*** SUPPLIED DATA ***

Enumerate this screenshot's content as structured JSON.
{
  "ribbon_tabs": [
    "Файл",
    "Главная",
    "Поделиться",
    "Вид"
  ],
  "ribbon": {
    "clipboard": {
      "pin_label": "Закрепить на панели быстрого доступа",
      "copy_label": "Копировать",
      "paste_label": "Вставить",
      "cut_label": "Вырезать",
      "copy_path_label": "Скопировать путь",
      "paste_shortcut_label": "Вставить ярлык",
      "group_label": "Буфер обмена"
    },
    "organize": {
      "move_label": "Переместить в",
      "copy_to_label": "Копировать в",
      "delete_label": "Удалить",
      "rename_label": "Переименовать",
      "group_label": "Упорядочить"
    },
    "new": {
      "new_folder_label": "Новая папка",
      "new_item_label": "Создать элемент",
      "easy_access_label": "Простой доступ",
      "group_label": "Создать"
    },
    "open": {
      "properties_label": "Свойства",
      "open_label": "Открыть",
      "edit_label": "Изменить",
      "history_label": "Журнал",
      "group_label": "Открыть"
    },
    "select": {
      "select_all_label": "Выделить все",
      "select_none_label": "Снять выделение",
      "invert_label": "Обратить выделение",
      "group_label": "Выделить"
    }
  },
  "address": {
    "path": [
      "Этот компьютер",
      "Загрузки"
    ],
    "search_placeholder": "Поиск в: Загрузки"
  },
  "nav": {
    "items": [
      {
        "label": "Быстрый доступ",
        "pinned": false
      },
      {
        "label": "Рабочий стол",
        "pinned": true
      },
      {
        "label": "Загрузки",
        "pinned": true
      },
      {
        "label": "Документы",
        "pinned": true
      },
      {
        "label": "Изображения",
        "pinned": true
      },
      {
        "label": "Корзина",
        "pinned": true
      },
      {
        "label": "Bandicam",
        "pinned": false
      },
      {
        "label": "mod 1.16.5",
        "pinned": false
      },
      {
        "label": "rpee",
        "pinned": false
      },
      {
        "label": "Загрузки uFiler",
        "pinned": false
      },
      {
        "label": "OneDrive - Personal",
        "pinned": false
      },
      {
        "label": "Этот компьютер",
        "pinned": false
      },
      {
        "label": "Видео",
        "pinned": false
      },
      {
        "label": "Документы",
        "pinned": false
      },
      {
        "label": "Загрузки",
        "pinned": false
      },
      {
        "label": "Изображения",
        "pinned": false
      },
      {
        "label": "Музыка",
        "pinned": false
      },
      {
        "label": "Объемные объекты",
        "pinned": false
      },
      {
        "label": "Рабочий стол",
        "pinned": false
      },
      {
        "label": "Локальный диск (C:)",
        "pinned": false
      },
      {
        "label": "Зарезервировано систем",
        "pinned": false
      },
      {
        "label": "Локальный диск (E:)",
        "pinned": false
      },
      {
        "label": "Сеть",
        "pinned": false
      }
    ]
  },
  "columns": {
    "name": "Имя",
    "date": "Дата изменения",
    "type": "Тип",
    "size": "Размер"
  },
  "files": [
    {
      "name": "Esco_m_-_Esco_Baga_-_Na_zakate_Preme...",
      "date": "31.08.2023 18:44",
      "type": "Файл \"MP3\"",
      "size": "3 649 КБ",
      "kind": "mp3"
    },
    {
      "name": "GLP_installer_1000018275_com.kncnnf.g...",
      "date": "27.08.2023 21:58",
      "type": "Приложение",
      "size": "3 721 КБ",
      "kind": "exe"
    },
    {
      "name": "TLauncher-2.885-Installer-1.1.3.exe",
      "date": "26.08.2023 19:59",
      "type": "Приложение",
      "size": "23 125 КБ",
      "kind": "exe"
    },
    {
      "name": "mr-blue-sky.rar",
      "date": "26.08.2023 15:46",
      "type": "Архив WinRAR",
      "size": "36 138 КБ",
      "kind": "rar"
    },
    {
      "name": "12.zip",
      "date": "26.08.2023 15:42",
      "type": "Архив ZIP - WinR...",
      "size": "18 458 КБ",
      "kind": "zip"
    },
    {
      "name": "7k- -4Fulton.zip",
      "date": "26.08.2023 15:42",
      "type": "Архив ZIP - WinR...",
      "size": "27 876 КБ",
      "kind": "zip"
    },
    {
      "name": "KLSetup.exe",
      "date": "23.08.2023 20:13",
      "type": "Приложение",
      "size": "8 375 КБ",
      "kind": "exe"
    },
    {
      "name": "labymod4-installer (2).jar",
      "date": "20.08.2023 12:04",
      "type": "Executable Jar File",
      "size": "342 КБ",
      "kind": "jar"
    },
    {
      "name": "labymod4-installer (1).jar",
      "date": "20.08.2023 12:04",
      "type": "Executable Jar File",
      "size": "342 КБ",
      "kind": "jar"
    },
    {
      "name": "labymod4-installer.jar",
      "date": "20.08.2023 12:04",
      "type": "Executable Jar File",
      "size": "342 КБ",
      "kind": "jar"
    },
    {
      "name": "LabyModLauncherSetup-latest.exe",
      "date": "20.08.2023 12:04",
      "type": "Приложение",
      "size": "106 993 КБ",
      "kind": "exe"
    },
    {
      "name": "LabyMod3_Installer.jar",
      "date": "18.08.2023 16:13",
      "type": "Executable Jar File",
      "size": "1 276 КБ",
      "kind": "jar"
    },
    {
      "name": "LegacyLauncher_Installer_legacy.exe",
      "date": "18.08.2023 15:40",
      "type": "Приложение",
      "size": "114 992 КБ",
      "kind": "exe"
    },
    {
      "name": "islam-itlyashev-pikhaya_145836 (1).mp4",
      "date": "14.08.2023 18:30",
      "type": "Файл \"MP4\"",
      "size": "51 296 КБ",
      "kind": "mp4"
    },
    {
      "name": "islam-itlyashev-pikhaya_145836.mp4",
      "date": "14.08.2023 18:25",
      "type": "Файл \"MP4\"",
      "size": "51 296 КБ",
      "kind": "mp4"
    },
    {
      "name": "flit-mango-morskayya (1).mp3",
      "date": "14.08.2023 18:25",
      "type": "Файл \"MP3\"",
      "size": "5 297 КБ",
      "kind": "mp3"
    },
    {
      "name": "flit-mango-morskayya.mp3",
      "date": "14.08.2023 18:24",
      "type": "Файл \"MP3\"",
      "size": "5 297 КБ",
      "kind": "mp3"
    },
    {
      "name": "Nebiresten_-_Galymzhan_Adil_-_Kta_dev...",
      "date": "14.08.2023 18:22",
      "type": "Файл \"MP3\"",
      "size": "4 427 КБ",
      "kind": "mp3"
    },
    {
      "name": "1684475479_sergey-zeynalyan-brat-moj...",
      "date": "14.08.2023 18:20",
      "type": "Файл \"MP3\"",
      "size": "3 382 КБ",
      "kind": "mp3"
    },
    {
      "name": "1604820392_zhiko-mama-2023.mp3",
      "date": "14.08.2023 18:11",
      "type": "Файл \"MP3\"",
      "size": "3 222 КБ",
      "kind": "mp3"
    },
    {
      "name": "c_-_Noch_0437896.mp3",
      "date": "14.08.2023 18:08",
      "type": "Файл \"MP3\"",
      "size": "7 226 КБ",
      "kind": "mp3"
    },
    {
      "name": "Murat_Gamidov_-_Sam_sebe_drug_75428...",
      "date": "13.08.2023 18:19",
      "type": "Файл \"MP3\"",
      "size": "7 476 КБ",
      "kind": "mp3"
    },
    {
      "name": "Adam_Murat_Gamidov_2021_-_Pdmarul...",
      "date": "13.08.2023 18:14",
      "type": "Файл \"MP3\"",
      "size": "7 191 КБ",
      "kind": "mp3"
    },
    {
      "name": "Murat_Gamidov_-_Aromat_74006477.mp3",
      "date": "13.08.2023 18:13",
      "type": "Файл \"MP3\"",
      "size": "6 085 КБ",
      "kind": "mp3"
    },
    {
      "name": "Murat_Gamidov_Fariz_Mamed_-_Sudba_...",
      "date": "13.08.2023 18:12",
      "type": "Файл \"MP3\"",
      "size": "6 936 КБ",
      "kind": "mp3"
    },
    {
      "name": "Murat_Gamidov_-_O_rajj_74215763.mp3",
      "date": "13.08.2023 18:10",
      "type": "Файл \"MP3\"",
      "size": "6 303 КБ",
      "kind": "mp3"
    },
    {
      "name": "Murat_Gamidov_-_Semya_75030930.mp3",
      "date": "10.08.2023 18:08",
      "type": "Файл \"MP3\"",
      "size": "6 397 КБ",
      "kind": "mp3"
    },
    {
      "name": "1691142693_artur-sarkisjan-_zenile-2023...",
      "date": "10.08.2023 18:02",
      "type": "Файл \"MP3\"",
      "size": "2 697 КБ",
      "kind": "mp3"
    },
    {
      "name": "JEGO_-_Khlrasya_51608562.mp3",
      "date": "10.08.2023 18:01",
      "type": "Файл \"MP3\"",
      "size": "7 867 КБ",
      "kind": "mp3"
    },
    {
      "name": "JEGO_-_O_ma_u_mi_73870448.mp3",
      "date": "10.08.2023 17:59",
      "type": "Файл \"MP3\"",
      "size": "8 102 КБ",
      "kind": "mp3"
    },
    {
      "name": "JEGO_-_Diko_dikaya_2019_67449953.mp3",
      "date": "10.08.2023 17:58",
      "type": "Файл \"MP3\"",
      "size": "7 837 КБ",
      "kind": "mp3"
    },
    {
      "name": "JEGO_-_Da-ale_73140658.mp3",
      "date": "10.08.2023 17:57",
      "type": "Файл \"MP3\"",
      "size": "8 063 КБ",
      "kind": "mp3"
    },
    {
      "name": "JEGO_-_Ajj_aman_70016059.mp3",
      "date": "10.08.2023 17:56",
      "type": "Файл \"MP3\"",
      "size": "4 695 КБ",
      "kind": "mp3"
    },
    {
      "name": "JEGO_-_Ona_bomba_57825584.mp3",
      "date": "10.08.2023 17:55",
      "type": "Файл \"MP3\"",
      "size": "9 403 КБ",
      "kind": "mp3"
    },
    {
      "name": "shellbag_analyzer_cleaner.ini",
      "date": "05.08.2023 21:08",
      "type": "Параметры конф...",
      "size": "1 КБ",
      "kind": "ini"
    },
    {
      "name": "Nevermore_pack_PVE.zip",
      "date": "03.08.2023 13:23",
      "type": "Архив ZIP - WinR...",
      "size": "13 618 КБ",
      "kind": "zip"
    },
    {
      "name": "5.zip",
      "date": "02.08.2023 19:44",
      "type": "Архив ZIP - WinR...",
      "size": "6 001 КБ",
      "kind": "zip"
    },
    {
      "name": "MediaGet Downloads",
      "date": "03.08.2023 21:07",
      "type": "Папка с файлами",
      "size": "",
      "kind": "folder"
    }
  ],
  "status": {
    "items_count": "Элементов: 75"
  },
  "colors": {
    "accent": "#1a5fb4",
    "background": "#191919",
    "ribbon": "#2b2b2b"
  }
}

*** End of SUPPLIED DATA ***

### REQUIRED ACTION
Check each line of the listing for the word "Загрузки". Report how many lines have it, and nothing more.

### WRITTEN SOLUTION
5